> [To do]:
Tally the lines in the records underneath that contain the string "material", and state the figure by itself.

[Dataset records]

BEGIN

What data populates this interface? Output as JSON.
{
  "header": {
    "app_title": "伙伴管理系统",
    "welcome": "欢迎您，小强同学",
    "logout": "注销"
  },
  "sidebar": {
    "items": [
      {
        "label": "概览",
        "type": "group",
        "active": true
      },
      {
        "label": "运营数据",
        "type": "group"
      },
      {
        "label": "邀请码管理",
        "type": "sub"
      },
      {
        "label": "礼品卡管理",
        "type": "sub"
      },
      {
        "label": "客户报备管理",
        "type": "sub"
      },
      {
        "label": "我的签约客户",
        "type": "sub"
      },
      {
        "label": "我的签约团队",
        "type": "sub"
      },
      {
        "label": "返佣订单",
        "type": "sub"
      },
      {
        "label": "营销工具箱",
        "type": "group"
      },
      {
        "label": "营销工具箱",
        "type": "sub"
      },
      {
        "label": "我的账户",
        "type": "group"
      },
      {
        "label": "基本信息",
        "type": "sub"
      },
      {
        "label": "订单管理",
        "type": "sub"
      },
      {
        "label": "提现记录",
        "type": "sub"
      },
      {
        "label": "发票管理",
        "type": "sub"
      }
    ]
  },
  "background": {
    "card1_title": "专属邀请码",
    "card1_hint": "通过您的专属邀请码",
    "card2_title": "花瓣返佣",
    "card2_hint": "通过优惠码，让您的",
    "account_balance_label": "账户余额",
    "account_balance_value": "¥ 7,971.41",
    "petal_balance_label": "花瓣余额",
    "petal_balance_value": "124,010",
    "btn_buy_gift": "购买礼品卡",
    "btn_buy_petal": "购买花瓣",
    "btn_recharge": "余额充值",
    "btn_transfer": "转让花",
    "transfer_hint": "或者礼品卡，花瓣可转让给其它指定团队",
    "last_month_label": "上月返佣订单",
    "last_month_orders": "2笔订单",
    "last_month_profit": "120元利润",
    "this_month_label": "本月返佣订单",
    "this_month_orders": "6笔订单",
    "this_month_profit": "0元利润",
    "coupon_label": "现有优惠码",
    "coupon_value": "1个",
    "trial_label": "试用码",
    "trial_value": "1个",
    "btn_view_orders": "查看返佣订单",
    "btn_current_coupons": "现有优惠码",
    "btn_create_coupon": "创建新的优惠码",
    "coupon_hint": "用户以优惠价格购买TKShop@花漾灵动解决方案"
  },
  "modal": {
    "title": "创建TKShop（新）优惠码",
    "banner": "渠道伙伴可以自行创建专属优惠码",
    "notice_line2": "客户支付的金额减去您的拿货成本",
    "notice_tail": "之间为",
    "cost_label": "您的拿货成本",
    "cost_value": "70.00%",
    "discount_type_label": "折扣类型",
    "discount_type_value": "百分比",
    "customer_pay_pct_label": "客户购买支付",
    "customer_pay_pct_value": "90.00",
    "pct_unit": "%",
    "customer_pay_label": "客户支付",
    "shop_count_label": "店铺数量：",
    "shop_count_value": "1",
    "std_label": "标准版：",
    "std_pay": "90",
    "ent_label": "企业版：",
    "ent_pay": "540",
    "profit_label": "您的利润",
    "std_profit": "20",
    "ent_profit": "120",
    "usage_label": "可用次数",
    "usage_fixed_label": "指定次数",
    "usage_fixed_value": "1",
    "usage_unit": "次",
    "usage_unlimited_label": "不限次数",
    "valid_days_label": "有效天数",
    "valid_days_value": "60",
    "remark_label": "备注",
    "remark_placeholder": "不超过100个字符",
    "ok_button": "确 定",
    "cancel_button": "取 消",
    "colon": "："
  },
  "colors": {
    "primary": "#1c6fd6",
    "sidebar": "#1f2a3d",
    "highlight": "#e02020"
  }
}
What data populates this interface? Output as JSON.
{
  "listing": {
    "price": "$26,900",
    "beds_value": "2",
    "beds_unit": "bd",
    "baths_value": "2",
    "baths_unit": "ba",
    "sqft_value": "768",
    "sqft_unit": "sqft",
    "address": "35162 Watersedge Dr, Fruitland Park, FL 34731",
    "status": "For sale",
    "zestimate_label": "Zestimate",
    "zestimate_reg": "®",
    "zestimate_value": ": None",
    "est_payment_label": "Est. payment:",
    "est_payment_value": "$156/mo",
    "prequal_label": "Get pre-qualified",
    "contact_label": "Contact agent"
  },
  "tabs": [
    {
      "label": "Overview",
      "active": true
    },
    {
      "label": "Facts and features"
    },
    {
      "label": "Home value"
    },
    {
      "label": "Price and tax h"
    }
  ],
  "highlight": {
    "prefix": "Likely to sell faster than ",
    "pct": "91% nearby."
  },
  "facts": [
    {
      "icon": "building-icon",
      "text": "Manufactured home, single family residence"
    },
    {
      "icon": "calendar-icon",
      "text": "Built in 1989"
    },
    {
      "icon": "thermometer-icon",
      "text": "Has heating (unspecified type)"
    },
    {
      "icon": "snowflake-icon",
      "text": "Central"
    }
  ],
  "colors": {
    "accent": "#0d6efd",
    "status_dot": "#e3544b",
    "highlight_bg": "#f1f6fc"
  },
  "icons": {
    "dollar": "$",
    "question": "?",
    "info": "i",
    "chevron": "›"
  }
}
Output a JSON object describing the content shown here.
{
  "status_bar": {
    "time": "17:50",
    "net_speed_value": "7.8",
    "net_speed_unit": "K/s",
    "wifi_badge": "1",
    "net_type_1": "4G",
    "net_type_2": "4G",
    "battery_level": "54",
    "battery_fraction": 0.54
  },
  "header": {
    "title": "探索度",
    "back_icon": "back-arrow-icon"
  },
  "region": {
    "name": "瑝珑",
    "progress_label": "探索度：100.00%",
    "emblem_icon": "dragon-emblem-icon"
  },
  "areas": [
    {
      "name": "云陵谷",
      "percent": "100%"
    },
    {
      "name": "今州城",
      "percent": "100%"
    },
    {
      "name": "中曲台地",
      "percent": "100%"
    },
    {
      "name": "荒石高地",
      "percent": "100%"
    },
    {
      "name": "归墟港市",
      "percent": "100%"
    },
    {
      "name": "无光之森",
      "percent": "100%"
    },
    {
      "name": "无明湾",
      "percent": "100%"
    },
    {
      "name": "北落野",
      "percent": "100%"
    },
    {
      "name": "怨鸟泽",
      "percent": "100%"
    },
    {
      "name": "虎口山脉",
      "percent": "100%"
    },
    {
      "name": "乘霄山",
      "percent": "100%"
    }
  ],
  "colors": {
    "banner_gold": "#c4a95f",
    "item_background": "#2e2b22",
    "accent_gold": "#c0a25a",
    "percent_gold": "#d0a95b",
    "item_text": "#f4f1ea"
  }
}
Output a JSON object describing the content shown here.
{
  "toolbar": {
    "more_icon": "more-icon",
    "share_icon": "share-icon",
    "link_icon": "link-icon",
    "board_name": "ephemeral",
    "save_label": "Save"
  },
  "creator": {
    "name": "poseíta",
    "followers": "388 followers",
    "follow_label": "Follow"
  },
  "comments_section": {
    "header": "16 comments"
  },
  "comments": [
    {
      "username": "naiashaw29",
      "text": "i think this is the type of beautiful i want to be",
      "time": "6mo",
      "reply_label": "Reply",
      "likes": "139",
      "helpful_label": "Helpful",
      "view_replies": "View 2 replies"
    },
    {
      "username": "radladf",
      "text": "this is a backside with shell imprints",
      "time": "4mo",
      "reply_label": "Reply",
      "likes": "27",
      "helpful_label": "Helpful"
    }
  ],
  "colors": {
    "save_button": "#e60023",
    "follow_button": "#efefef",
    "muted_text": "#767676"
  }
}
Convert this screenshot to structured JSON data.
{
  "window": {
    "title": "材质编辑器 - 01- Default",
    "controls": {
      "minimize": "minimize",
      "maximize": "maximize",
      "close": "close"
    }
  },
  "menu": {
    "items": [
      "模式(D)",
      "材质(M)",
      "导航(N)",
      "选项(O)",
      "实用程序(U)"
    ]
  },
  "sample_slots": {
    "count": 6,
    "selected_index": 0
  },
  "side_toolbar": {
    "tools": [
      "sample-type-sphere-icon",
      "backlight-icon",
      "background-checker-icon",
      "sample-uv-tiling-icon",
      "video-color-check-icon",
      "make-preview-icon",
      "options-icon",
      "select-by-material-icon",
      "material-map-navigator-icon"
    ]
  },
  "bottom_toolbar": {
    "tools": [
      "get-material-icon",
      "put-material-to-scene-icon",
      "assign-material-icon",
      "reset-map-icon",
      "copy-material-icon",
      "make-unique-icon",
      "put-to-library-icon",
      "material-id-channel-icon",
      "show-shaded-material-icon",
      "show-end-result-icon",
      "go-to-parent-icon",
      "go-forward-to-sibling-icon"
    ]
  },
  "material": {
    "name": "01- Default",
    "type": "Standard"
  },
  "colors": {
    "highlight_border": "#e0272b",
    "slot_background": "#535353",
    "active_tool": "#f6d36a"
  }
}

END

> [Task answer]:
9